Inventory management is the practice overseeing and controlling of the ordering, storage and use of components that a company uses in the production of the items it sells. Inventory management is also the practice of overseeing and controlling of quantities of finished products for sale. A business's inventory is one of its major assets and represents an investment that is tied up until the item sells.
BREAKING DOWN 'Inventory Management'Businesses incur costs to store, track and insure inventory. Inventories that are mismanaged can create significant financial problems for a business, whether the mismanagement results in an inventory glut or an inventory shortage.
Successful inventory management involves creating a purchasing plan to ensure that items are available when they are needed — but that neither too much nor too little is purchased — and keeping track of existing inventory and its use. Two common inventory-management strategies are the just-in-time (JIT) method, where companies plan to receive items as they are needed rather than maintaining high inventory levels, and materials requirement planning (MRP), which schedules material deliveries based on sales forecasts.
Balancing the JIT Method

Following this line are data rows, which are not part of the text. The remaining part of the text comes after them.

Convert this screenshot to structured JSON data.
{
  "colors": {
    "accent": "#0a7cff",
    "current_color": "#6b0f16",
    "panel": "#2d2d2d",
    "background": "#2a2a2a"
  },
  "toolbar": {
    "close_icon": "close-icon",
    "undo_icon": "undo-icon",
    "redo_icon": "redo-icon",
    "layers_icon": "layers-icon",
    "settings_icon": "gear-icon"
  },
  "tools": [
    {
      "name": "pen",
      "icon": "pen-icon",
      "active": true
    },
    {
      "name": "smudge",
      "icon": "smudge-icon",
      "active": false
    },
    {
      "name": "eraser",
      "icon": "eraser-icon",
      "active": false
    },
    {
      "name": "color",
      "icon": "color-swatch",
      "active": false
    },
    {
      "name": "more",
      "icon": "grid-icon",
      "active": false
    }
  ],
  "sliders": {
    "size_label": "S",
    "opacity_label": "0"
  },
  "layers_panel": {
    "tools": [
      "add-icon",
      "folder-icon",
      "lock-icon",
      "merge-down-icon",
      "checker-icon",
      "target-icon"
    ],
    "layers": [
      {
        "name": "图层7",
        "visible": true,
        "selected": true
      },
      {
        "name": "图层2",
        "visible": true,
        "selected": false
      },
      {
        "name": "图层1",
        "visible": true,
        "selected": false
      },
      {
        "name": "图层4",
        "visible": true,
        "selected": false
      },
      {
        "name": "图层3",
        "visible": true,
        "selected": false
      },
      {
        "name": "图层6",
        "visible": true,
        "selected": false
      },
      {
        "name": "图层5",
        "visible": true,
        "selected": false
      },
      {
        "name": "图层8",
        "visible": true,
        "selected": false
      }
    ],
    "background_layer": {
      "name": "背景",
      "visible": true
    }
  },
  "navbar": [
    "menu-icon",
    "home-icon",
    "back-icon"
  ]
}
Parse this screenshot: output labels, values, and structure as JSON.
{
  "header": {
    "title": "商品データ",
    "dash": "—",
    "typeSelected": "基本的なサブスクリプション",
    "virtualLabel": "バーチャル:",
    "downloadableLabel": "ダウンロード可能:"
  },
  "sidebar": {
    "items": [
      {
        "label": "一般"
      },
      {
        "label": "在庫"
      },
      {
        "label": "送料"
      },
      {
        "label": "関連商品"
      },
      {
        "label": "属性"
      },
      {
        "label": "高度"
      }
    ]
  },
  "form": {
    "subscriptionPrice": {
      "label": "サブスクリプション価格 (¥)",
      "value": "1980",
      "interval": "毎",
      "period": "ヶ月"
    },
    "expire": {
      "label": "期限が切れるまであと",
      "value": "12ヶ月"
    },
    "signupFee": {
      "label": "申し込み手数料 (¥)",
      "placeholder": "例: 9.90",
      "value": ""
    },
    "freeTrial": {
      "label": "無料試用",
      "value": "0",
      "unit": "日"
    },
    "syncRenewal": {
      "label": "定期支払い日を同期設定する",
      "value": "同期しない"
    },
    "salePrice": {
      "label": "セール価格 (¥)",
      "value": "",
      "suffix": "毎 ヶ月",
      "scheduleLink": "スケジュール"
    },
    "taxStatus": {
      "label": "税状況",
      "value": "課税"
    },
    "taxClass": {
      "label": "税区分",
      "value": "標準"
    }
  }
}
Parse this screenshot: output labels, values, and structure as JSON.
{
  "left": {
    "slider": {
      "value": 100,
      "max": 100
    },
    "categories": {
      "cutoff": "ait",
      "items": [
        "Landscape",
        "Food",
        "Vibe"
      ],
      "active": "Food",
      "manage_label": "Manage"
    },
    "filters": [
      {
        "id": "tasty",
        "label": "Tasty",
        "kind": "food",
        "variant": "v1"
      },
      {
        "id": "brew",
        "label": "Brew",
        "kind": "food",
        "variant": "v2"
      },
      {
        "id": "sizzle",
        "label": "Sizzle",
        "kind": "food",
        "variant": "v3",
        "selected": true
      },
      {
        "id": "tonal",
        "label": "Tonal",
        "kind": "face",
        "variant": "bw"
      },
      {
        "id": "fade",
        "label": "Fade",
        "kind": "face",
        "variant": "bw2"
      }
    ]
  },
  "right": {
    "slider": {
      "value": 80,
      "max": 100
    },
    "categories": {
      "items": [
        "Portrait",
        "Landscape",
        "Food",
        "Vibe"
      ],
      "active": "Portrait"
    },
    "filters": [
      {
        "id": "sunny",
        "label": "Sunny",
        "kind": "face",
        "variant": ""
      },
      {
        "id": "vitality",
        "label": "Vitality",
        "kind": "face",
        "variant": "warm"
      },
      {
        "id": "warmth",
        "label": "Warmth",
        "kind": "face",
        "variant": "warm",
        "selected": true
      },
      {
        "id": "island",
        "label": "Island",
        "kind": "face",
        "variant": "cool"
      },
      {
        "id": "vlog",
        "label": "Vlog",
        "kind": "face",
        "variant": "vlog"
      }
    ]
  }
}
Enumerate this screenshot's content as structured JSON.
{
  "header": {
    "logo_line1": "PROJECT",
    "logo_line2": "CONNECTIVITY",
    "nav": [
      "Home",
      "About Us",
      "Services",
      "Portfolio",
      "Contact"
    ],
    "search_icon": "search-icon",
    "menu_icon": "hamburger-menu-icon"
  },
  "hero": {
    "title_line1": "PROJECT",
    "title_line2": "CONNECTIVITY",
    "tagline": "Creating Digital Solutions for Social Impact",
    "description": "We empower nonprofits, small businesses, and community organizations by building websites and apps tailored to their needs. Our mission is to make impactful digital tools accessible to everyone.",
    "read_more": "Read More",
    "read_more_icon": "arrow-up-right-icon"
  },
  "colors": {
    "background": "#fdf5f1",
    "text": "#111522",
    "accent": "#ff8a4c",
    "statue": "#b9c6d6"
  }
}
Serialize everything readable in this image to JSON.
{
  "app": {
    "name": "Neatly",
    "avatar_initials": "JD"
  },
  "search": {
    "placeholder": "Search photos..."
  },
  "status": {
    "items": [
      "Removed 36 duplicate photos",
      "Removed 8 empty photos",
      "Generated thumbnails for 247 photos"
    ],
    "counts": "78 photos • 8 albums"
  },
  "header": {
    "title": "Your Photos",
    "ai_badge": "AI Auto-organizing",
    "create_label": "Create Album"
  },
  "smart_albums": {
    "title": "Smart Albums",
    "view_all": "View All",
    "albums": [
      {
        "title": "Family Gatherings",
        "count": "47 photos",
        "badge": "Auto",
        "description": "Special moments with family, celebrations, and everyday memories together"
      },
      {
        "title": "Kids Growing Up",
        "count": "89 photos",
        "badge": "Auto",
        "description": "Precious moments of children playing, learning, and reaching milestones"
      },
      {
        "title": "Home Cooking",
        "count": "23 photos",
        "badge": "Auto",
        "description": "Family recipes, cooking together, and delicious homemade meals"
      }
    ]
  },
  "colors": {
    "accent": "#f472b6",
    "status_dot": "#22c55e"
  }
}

Companies can save significant amounts of money and reduce waste by using a JIT inventory management system. JIT means that manufacturers and retailers keep only what they need to produce and sell products in inventory, which reduces storage and insurance costs, as well as the cost of liquidating or discarding unused, unwanted inventory. To balance this style of inventory management, manufacturers and retailers must work together to monitor the availability of resources on the manufacturer’s end and consumer demand on the retailer’s. Otherwise, JIT inventory management can be risky. For example, a furniture retailer keeps no more than four mahogany dining room chairs in stock. The retailer displays the chairs in its showroom; no additional chairs are stored in the backroom. A manufacturer orders no more than the amount of mahogany needed from its source to produce those four chairs. During the retailer’s peak season when customers special order 24 chairs, the manufacturer acquires the exact amount of mahogany needed to manufacture and ship 24 chairs. If the manufacturer cannot acquire the mahogany it needs from its source, however, the retailer runs the risk of not being able to fill the customers' special orders. For both the manufacturer and retailer, being out of stock results in lost revenue and diminished reputation.
Balancing the MRP Method
The MRP inventory management method is sales-forecast defendant. This means that manufacturers must have accurate sales records to enable accurate planning of inventory needs and to communicate those needs with materials suppliers in a timely manner. For example, a ski manufacturer using an MRP inventory system might ensure that materials such as plastic, fiberglass, wood and aluminum are in stock based on forecasted orders. Inability to accurately forecast sales and plan inventory acquisitions results in a manufacturer's inability to fulfill orders.